Dr. Fumihiko Urano a renowned physician and scientist developing therapeutics and diagnostics for Wolfram syndrome and juvenile onset diabetes.  His areas of expertise include Wolfram syndrome, type 1 diabetes, Pediatric pathology and genetics and Molecular Endocrinology.  He is currently employed at the Washington University School of Medicine where he holds the Samuel E. Schechter Professor of Medicine, 2012 – present.

 

Patient-Based Therapeutics Part 2

Photo of Dr. Fumihiko Urano

Dr. Fumihiko Urano

Research Update from
Dr. Fumihiko Urano

Patient-Based Therapeutics Part 2

We are taking an unconventional approach to develop therapeutics for Wolfram syndrome. I would call it “patient-based therapeutics.” This implies a few things. One of these is the “mechanism-based treatment.” How can we achieve this component of “patient-based therapeutics” for Wolfram syndrome? Here are our current efforts.

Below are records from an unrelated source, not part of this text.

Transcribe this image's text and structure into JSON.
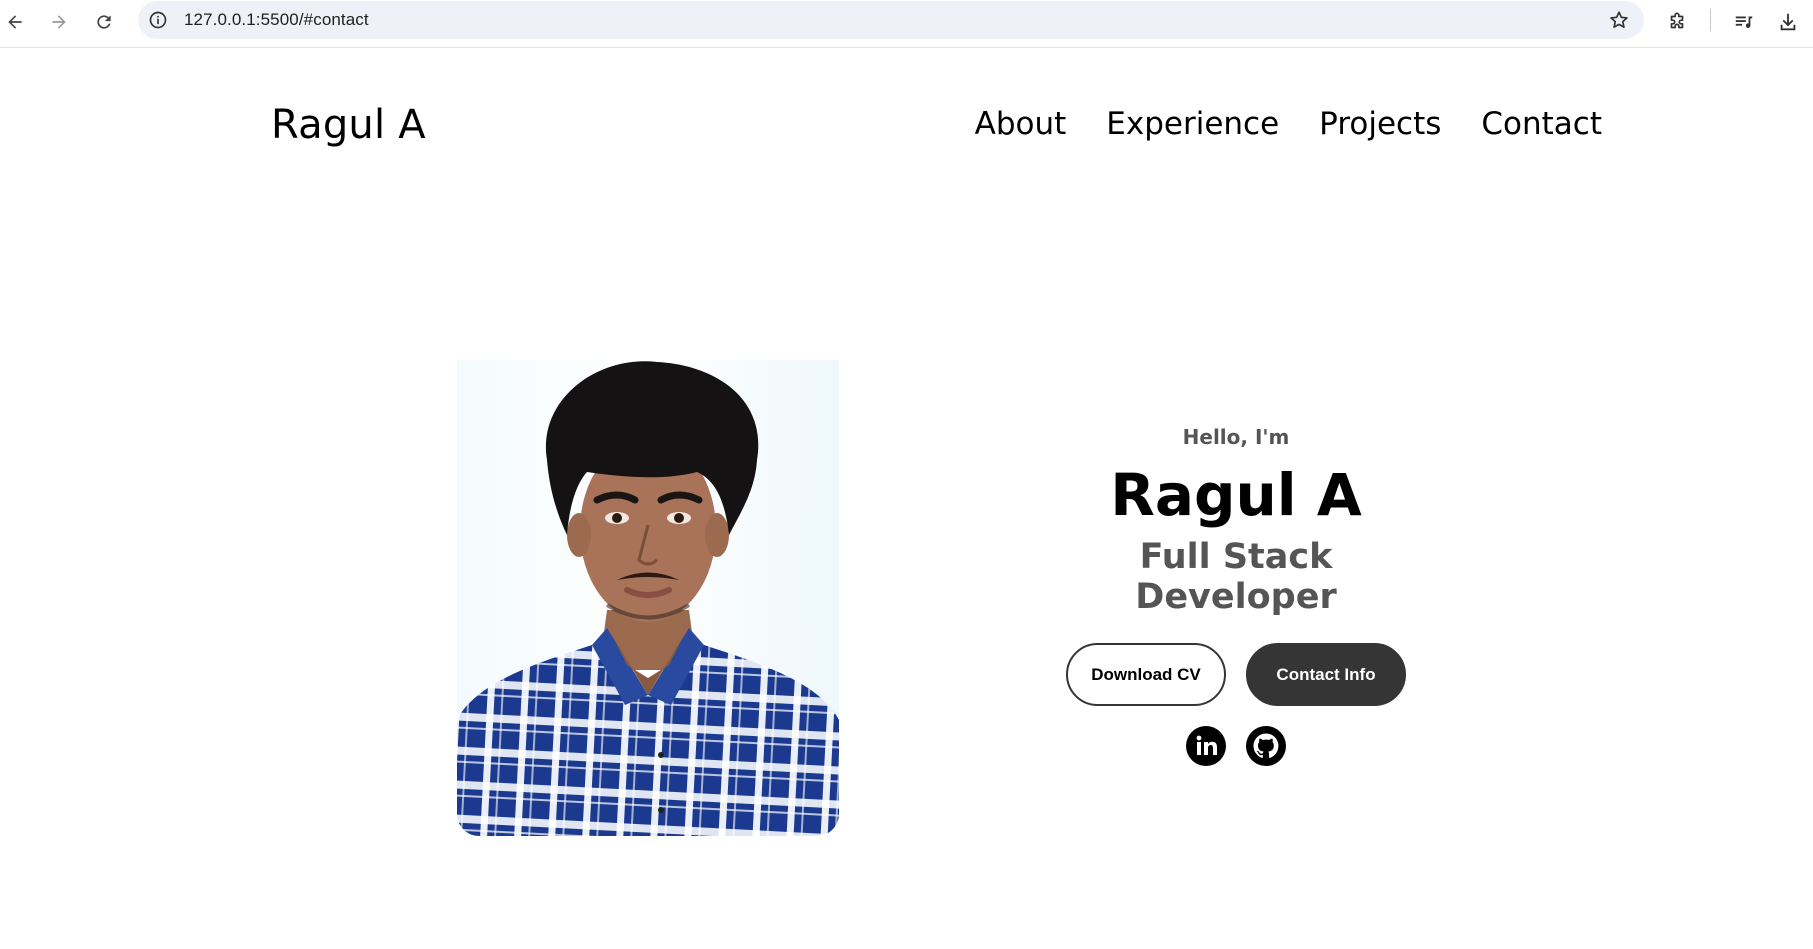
{
  "browser": {
    "url": "127.0.0.1:5500/#contact"
  },
  "header": {
    "logo": "Ragul A",
    "nav": [
      "About",
      "Experience",
      "Projects",
      "Contact"
    ]
  },
  "hero": {
    "greeting": "Hello, I'm",
    "name": "Ragul A",
    "role": "Full Stack Developer",
    "buttons": {
      "download_cv": "Download CV",
      "contact_info": "Contact Info"
    },
    "socials": [
      "linkedin-icon",
      "github-icon"
    ]
  },
  "colors": {
    "text": "#000000",
    "muted": "#555555",
    "button_dark": "#353535",
    "shirt_blue": "#1b3a8f",
    "omnibox_bg": "#eef1f7"
  }
}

1. Looking for FDA-approved drugs that can potentially halt progression of Wolfram syndrome (drug repurposing).
We looked for drugs that can protect cell death mediated by the leakage of calcium from the endoplasmic reticulum (ER) to the cytosol. We found four FDA approved drugs and one supplement so far. We are testing these drugs in Wolfram iPSC-derived neural progenitor cells and mouse models of Wolfram syndrome.

2. Looking for a new class of drugs that can protect cell death mediated by endoplasmic reticulum dysfunction.
We have developed a drug screening method to identify drugs that can protect cell death mediated by ER dysfunction. In collaboration with a non-profit organization, we are actively looking for a new class of drugs that can potentially halt the progression of Wolfram.

3. Testing if MANF (mesencephalic astrocyte-derived neurotrophic factor) can suppress the ER calcium leakage-mediated neuronal cell dysfunction in Wolfram iPSC-derived neural progenitor cells.

I will talk about more on MANF some other time. I thought that this was a good biomarker for Wolfram syndrome because expression of this molecule is increased by ER dysfunction. However, the increase of MANF might be an adaptive mechanism of our cells to cope with abnormal ER function.

Dr. Fumihiko Urano a renowned physician and scientist developing therapeutics and diagnostics for Wolfram syndrome and juvenile onset diabetes.  His areas of expertise include Wolfram syndrome, type 1 diabetes, Pediatric pathology and genetics and Molecular Endocrinology.  He is currently employed at the Washington University School of Medicine where he holds the Samuel E. Schechter Professor of Medicine, 2012 – present.